Read the data below. Every line holding the string "JSON" must be copied.

○ ○ ○ ○ ○ ○ ○

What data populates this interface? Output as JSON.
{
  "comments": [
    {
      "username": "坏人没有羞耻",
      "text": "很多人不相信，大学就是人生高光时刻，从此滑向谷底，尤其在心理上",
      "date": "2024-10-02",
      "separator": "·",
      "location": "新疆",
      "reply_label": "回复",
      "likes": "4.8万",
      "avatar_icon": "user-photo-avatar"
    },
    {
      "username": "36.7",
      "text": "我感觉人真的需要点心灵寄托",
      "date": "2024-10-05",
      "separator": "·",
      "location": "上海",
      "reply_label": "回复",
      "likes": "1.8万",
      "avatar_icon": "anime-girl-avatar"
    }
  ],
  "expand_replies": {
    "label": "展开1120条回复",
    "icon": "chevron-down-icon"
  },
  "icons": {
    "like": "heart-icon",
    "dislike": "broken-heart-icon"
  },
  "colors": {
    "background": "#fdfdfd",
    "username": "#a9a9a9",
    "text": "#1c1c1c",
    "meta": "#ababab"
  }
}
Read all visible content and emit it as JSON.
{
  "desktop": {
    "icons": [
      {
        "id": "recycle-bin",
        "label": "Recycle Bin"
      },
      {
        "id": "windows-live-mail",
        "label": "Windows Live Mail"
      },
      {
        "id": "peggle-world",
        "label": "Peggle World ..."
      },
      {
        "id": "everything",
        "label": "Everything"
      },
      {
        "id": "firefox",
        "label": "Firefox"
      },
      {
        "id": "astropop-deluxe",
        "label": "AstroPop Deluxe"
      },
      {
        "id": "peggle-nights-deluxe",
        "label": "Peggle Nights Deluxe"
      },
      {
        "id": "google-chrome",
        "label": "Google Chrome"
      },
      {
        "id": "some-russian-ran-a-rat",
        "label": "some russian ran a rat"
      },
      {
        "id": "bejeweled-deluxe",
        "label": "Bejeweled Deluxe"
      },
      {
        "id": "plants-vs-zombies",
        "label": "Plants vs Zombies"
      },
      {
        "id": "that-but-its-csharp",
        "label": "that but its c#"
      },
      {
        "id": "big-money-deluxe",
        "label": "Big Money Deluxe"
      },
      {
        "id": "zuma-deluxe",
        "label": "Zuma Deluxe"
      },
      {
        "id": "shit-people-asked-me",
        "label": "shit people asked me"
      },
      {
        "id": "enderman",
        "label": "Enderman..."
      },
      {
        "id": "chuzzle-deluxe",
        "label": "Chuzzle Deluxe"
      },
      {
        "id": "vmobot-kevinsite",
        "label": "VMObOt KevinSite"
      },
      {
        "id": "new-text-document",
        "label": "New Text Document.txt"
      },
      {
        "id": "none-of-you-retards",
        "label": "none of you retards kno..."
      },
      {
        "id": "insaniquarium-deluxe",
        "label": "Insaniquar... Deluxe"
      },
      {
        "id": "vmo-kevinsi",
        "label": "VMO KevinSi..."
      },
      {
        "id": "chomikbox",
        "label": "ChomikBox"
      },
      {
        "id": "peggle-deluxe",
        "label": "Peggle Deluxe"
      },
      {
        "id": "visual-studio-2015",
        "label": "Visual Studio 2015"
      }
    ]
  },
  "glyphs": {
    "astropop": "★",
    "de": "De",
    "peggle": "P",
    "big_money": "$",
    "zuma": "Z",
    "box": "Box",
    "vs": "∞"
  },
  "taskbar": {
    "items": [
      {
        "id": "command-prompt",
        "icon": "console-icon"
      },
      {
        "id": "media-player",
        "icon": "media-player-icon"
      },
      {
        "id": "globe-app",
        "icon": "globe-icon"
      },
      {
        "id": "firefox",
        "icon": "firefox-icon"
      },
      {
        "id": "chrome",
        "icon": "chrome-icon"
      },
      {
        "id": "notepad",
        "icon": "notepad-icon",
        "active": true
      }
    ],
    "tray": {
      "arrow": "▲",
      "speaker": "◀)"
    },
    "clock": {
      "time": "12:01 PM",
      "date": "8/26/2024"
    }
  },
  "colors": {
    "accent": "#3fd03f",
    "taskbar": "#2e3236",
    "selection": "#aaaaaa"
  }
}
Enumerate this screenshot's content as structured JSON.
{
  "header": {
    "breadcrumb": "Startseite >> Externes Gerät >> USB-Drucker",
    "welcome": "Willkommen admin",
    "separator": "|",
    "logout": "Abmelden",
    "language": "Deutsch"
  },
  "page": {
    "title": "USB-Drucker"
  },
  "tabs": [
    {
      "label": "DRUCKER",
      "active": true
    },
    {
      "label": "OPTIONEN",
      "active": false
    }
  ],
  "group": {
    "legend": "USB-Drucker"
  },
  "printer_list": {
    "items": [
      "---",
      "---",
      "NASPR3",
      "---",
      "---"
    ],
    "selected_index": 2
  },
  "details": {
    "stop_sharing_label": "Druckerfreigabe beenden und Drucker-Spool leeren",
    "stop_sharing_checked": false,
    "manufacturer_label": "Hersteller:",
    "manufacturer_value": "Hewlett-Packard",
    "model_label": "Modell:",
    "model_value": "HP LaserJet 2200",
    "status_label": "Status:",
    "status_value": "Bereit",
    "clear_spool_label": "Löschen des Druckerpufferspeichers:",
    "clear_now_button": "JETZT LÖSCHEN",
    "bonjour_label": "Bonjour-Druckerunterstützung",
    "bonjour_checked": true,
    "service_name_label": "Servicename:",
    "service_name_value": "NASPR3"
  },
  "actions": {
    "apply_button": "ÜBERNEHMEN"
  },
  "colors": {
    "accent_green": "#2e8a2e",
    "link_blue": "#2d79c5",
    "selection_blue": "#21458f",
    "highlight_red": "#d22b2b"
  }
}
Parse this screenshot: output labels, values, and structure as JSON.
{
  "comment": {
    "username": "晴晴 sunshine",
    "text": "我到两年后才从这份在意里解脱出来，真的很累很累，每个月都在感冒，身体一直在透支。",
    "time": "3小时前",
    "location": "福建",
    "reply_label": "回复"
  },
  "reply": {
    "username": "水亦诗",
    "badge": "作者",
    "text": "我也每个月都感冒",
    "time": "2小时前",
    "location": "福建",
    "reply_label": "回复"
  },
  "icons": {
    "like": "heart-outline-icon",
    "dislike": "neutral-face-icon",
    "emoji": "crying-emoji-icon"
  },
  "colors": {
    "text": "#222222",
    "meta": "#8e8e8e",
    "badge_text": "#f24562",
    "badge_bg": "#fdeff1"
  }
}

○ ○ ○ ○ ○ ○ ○

Written response:
What data populates this interface? Output as JSON.
Read all visible content and emit it as JSON.
Enumerate this screenshot's content as structured JSON.
Parse this screenshot: output labels, values, and structure as JSON.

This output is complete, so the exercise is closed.